In the early days of a start-up, with a solid proof of concept and perhaps with initial angel investment or on the cusp of Series A funding, you’re likely to be wearing a great many hats.
You’re trying to manage a large number of business functions to move your idea forward and grow your empire.
One of these hats requires that you attract further investment, either from existing backers or new ones.
I’ve seen a few investment pitches, and many follow the same format — a hockey stick growth chart, viable exit and investment opportunity points, and lots of projected growth and ROI.
While this business plan and marketing strategy is great in the earlier rounds, it’s important that you’re also looking forward. Specifically, to when you can start to not only report on but show growth in:
- Business/product revenue.
- User statistics (Churn, CAC, LTV, DAU, MAU, etc.).
- Product/service success (Gartner, Forrester, G2, etc.).
For the most part, SEO can be seen as a secondary or tertiary channel to engage with as it can take some time to build a sustainable presence and funnel.
Other channels, such as PPC, offer a more immediate route to attaining marketing qualified leads (MQLs).
However, thinking about SEO and your organic search strategy at this early stage can help you not only build a long-term acquisition funnel but also help increase brand visibility in established markets.
In working with start-ups through to their IPOs, I’ve learned a few important things early funding phase start-ups need to do while in these early growth stages to give them the versatility to implement change.
SEO’s Prominence in the Go-to-Market Strategy
In addition to your business plans and marketing strategies, a lot of investors (at all stages) want to see your go-to-market (GTM) strategy.
Typically, a GTM strategy is a set of value propositions derived from understanding your product/service offerings, which mediums they are communicated by, and who the customer base is.
This may be included in your marketing strategy, but investors like to see a product-specific plan for creating a market presence, product awareness, and communicating your value proposition.
Instead of replicating the same activities over and over again, incorporating your SEO team (or vendor) early in the GTM strategy process will:
- Help create a long-lasting, effective SEO strategy.
- Demonstrate to investors that your strategy isn’t about short-term ROI on funding received.
- Show that you’re planning to create a sustainable market opportunity by optimizing for and creating user journeys based on your value propositions.
Over time, this type of SEO strategy can be developed and optimized further by creating feedback loops with the sales and customer support teams to better understand where they may be gaps in product/service messaging versus customer expectations.
By reducing this friction point, you can reduce customer churn and improve customer lifetime value.
Framing Product & Solution Messaging
Understanding how to frame products, solutions, and features is key to this go-to-market strategy.
A lot of SaaS companies make the mistake of confusing a list of product features as solutions when, to a prospect, they’re just a list of bullet points.
If your product has a number of features that cross over with other multi-feature and specialist products, it’s highly unlikely that much of your audience will want and/or need all the product’s functions.
This messaging strategy will also influence your site architecture.

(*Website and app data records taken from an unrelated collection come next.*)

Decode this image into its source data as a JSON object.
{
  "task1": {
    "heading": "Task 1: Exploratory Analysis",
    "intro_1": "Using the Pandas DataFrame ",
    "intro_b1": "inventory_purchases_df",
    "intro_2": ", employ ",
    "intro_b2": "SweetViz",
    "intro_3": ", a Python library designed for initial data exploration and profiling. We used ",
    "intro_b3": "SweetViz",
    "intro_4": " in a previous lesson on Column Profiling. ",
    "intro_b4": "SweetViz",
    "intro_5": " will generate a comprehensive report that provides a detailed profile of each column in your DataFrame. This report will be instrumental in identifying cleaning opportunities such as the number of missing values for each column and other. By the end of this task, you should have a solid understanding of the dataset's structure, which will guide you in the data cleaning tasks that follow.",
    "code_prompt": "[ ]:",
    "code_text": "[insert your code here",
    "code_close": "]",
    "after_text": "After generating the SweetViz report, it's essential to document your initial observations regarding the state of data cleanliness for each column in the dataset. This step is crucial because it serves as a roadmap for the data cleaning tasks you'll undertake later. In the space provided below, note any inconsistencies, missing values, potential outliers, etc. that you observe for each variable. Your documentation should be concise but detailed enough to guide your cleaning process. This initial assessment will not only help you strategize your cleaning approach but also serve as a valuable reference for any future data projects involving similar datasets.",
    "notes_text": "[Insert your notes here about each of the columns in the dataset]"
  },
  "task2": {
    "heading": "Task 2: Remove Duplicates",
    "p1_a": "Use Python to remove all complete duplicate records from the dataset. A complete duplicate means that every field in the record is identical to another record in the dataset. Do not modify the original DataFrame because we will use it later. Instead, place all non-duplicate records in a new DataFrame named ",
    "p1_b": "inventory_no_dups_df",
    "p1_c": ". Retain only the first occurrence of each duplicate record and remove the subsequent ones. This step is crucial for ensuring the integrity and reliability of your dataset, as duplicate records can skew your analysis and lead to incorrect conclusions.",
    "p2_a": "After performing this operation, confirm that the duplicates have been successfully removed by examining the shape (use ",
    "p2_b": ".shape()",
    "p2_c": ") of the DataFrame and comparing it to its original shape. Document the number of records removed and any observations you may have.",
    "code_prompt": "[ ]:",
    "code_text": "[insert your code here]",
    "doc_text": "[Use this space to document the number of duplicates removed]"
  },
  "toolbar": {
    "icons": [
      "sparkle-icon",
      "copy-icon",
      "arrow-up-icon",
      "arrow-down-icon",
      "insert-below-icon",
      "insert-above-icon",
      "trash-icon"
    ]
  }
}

It can be tempting to create one webpage framing the product as a product, a second framing the product as a solution, and then multiple other pages framing individual aspects of it.
However, these pages can be combined, with the right messaging and content.
That way, you’re not presenting a prospect with several pages explaining the same product/service in different ways. It might make sense from a linear keyword targeting perspective, but multiple pages are confusing as a product message.
Demonstrating how this will be done over time as your product portfolio expands is important to investors — especially where the brand and product share the same name.
Turning High Traffic Informational Content Into MQL-Driving Traffic
When you look at SEO as a siloed function, we miss out on opportunities — especially when it comes to content.
In a silo, we may treat content as commercial or informational. We may be blinkered to real-world events and supposedly irrelevant factors.
In recent months, the COVID pandemic has forced a great deal of change for individuals and businesses alike. This has introduced new challenges and rapid business transformation.
This is where informational content can be positioned as an MQL driver without being overly commercial or changing the intent of the content.
Asana is a great example of this in practice. With more teams working remotely, they’ve moved their product messaging from being a project management system to a remote teamwork enablement solution.
To do this, they’ve almost stopped talking about Asana as a brand and a product. Instead, Asana has positioned themselves as an authoritative voice on remote working, remote team management, and goal setting.
These are all challenges and new skills resonate with users who’ve seen their businesses and job upended over the last 12 months.
While this content isn’t directly commercial, it builds trust. It positions the platform in the background on webinars and in guides without becoming a sales communication.
By connecting with their shared interests and addressing the pain points of your target customer base and creating simple email-gated resources such as webinars and guides, you’ve cultivated a list of luke-warm prospects.
And by understanding the content they’ve registered for, your sales team then understands which features of the product to talk about instead of going in cold.
SEO isn’t a tactic reserved or channel reserved for established businesses. In fact, it is a critical component of any early-stage start-up’s marketing strategy.